What needs to be done:
Wherever the word "icon" shows up in the data, report the line it sits in.

[Web page and app entries]
*-*-*
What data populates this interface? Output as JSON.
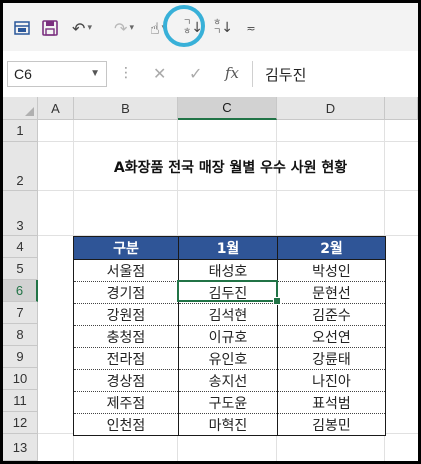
{
  "toolbar": {
    "items": [
      "save-layout-icon",
      "save-icon",
      "undo-icon",
      "redo-icon",
      "touch-mode-icon",
      "sort-ascending-icon",
      "sort-descending-icon",
      "customize-icon"
    ]
  },
  "formula_bar": {
    "name_box": "C6",
    "fx_label": "fx",
    "value": "김두진"
  },
  "columns": [
    "A",
    "B",
    "C",
    "D"
  ],
  "rows": [
    "1",
    "2",
    "3",
    "4",
    "5",
    "6",
    "7",
    "8",
    "9",
    "10",
    "11",
    "12",
    "13"
  ],
  "sheet": {
    "title": "A화장품 전국 매장 월별 우수 사원 현황",
    "headers": [
      "구분",
      "1월",
      "2월"
    ],
    "data": [
      [
        "서울점",
        "태성호",
        "박성인"
      ],
      [
        "경기점",
        "김두진",
        "문현선"
      ],
      [
        "강원점",
        "김석현",
        "김준수"
      ],
      [
        "충청점",
        "이규호",
        "오선연"
      ],
      [
        "전라점",
        "유인호",
        "강륜태"
      ],
      [
        "경상점",
        "송지선",
        "나진아"
      ],
      [
        "제주점",
        "구도윤",
        "표석범"
      ],
      [
        "인천점",
        "마혁진",
        "김봉민"
      ]
    ]
  },
  "colors": {
    "header_fill": "#2f5597",
    "selection": "#217346",
    "highlight_ring": "#38b0d8"
  }
}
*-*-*
Answer space:
      "save-layout-icon",
      "save-icon",
      "undo-icon",
      "redo-icon",
      "touch-mode-icon",
      "sort-ascending-icon",
      "sort-descending-icon",
      "customize-icon"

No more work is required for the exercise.